Now, a motorsports incident over the weekend has set the stage for another dilemma for corporate underwriters of auto racing. In case you haven’t heard, one racer died Saturday night after exiting his crashed vehicle and being struck by the car of NASCAR giant Tony Stewart, whom the deceased competitor, Kevin Ward, apparently blamed for causing him to wreck. The incident is under investigation by local law enforcement and as headlines proliferated Stewart’s team hastily backtracked on their initial claim that racing would be “business as usual” for a marquee event on Sunday.
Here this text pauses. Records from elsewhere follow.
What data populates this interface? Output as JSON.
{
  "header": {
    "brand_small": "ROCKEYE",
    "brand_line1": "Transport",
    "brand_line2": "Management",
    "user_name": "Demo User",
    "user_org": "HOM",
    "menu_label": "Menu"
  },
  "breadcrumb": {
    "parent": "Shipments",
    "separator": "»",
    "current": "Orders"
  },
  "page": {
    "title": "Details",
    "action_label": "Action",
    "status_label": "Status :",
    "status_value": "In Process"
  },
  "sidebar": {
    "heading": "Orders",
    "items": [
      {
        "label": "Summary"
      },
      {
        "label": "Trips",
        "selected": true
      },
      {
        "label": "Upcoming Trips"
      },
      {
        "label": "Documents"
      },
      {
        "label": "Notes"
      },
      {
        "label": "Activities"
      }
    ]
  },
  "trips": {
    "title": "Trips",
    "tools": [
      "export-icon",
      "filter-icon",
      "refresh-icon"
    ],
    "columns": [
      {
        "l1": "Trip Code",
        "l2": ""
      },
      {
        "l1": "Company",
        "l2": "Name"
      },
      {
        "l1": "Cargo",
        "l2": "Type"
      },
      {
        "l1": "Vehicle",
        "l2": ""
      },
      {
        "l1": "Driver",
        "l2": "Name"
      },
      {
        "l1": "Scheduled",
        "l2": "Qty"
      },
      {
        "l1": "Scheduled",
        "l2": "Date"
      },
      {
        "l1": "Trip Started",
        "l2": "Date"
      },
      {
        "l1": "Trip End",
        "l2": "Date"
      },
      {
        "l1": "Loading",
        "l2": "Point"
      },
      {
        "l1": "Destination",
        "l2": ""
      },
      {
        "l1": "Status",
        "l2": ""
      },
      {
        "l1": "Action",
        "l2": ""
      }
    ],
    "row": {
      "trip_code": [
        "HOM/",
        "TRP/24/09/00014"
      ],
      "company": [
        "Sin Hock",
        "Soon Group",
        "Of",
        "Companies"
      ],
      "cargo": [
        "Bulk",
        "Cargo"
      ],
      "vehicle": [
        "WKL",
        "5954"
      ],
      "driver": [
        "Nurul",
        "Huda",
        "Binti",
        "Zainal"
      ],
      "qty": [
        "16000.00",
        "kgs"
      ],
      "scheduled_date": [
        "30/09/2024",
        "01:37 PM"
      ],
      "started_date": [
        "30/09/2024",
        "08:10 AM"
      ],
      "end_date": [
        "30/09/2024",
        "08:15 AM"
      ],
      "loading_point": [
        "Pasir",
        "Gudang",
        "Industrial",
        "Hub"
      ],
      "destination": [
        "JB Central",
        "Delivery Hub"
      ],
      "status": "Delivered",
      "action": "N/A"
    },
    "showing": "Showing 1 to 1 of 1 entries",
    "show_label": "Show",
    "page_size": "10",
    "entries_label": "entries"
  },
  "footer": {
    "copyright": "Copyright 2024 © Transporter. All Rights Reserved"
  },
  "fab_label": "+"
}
The black eye for a major NASCAR star may prove to be an embarrassment for major sponsors, as USA Today reports in “Ripple effects for Stewart, NASCAR sponsors could be huge.” As USA Today writes, “In NASCAR, drivers are corporate spokesmen expected to deliver a company’s message with a clean image. Though Stewart is a pitchman extraordinaire whose blue-collar persona offers appeal, Ward’s death is the latest of several on- and off-track incidents that have raised questions about why he always seems caught in a maelstrom of controversy.”
Clearly if your area is home to any of the household names that sponsor Stewart and other NASCAR drivers, from Bass Pro Shops to Coca-Cola to Go Daddy, you’ll want to check in to see what they are hearing from consumers and how they are handling public input, pro-Stewart or con. Here’s a piece from the American Marketing Association on the loyalty of NASCAR fans and their desirability from the standpoint of corporate sponsors. What does it take to affect those ties? That might be an interesting question for local marketing experts.
The article also addresses the potential role of sponsors in determining the damage control strategy following an incident of negative publicity. If you have any local companies which are household-name sponsors of professional sports, it might be an interesting moment to check in on trends in the expectations and roles of sponsors and the competitors who represent them publicly. Are your area firms relying more or less on sports sponsorships these days to get their word out?
SponsorHub is a company that claims to analyze the return on investment of corporate sponsorships and would be a helpful source in explaining how corporations make choices about allying themselves with sports figures and what they expect in return. Here’s another sponsorship consultant whom you might contact for context and explanatory information.
Or, if your area is home to a local NASCAR team, it might be interesting the recap some of the business of this very wealthy sport for local fans. Forbes values the Stewart-Haas team, which in addition to Stewart features the popular Danica Patrick and other drivers, at $148 million, up 20 percent year over year and No. 4 among all NASCAR teams. You might peruse this Business of NASCAR portal on the Forbes site for local ties your audience may have interest in.
Here’s a Bleacher Report piece on wacky NASCAR sponsors in history.